  • As an actual bleaching agent. Melanin blocking ingredients can lighten but there are also more serious skin bleaching agents that go a step beyond to strip the skin of its natural pigments, producing dramatic skin whitening. Mequinol, for example, is a derivative of hydroquinone that kills the melanocytes (pigment-producing skin cells) in your epidermis and leaves the skin looking extremely pale. Monobenzone is another example of a skin whitening bleach. Such products don’t just lighten – they’re capable of whitening the skin to a lighter shade than you were born with.

As you can see, there’s a huge variance when it comes to the term ‘skin whitening’ – and it’s because some of it veers off into more risky territory that ‘skin whitening’ is the most controversial term on this list.

Unlike brightening and lightening products, skin whitening products have the potential to contain serious bleaching agents so please tread carefully when delving into whitening products.

The Recap of Skin Lightening Terms

Now that you know what each term is about, it should be clear to you that the first thing you’ll want to know when you set off in search of skin lightening products is: what results are you hoping to achieve?

Once you know what you’re after, make sure to check the ingredients of the product to see if it’s aligned to the actual goals you’re after. In short:

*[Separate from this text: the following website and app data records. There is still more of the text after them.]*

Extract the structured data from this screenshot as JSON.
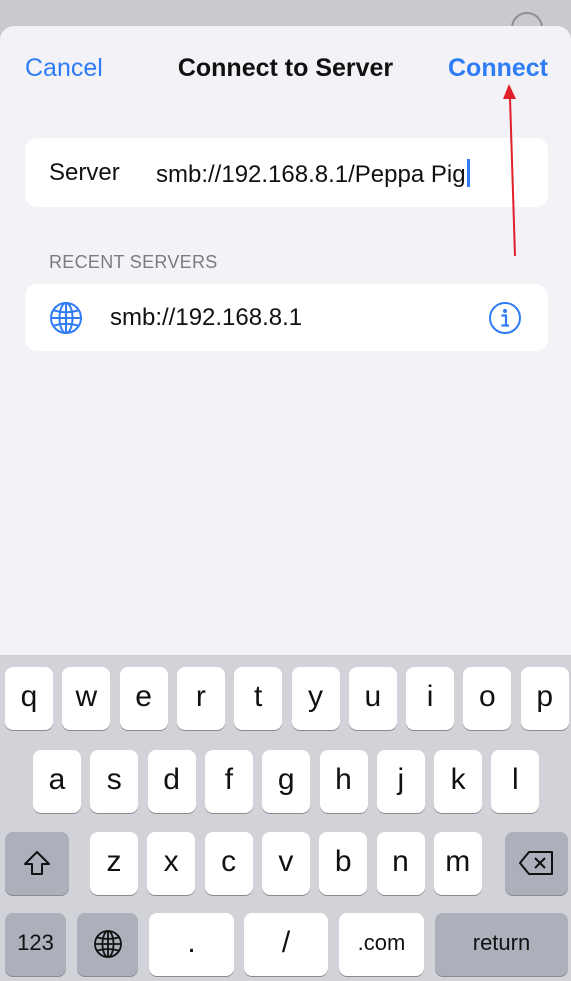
{
  "nav": {
    "cancel_label": "Cancel",
    "title": "Connect to Server",
    "connect_label": "Connect"
  },
  "server_field": {
    "label": "Server",
    "value": "smb://192.168.8.1/Peppa Pig"
  },
  "recent": {
    "header": "RECENT SERVERS",
    "items": [
      {
        "address": "smb://192.168.8.1",
        "icon": "globe-icon",
        "action_icon": "info-icon"
      }
    ]
  },
  "keyboard": {
    "row1": [
      "q",
      "w",
      "e",
      "r",
      "t",
      "y",
      "u",
      "i",
      "o",
      "p"
    ],
    "row2": [
      "a",
      "s",
      "d",
      "f",
      "g",
      "h",
      "j",
      "k",
      "l"
    ],
    "row3": [
      "z",
      "x",
      "c",
      "v",
      "b",
      "n",
      "m"
    ],
    "shift_icon": "shift-icon",
    "delete_icon": "delete-icon",
    "numbers_label": "123",
    "globe_icon": "globe-icon",
    "dot_label": ".",
    "slash_label": "/",
    "dotcom_label": ".com",
    "return_label": "return"
  },
  "colors": {
    "accent": "#2f7cf6",
    "annotation_arrow": "#e0202a",
    "sheet_background": "#f2f2f7",
    "keyboard_background": "#d1d3d9"
  }
}
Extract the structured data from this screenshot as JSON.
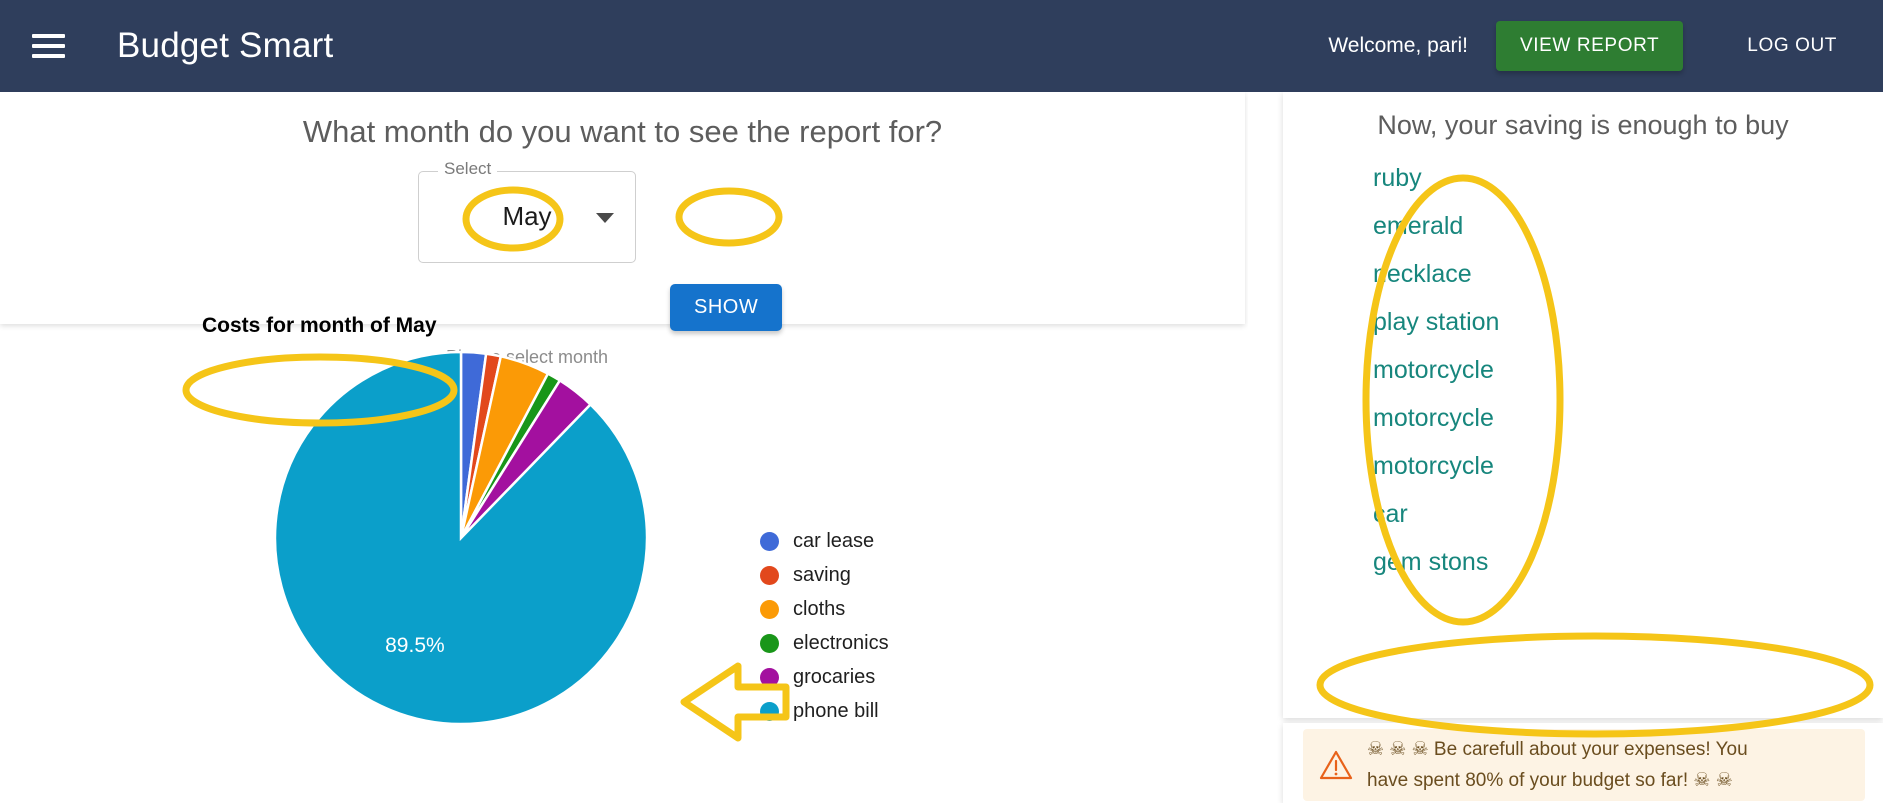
{
  "header": {
    "menu_icon": "hamburger-menu-icon",
    "title": "Budget Smart",
    "welcome": "Welcome, pari!",
    "view_report_label": "VIEW REPORT",
    "logout_label": "LOG OUT",
    "bar_color": "#2f3e5c",
    "view_report_color": "#2e7d32"
  },
  "main": {
    "question": "What month do you want to see the report for?",
    "select": {
      "legend": "Select",
      "value": "May",
      "helper": "Please select month",
      "caret_icon": "chevron-down-icon"
    },
    "show_button": {
      "label": "SHOW",
      "color": "#1573cc"
    }
  },
  "chart_data": {
    "type": "pie",
    "title": "Costs for month of May",
    "categories": [
      "car lease",
      "saving",
      "cloths",
      "electronics",
      "grocaries",
      "phone bill"
    ],
    "values": [
      2.2,
      1.3,
      4.4,
      1.2,
      3.4,
      89.5
    ],
    "colors": [
      "#3f6ad8",
      "#e2481c",
      "#fb9a06",
      "#199619",
      "#a3109f",
      "#0b9fca"
    ],
    "labels": [
      "",
      "",
      "",
      "",
      "",
      "89.5%"
    ],
    "legend_position": "right",
    "grid": false,
    "xlabel": "",
    "ylabel": ""
  },
  "saving": {
    "title": "Now, your saving is enough to buy",
    "items": [
      "ruby",
      "emerald",
      "necklace",
      "play station",
      "motorcycle",
      "motorcycle",
      "motorcycle",
      "car",
      "gem stons"
    ],
    "item_color": "#17867d"
  },
  "alert": {
    "icon": "warning-triangle-icon",
    "line1": "☠ ☠ ☠  Be carefull about your expenses! You",
    "line2": "have spent 80% of your budget so far! ☠ ☠",
    "background": "#fdf3e4"
  },
  "annotations": {
    "color": "#f5c518",
    "ellipse_select": "highlight-ellipse-month-value",
    "ellipse_show": "highlight-ellipse-show-button",
    "ellipse_chart_title": "highlight-ellipse-chart-title",
    "ellipse_saving_list": "highlight-ellipse-saving-list",
    "ellipse_alert": "highlight-ellipse-alert",
    "arrow": "highlight-arrow-left"
  }
}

  • Brightening is about increasing radiance and glow and restoring vibrancy to the skin.
  • Lightening has to do with reducing pigmentation, getting rid of discoloration and evening out skin tone.
  • Whitening can either just be a combination of brightening and lightening or involve seriously bleaching the skin to produce a drastic whitening effect that’s several shades lighter than your natural tone.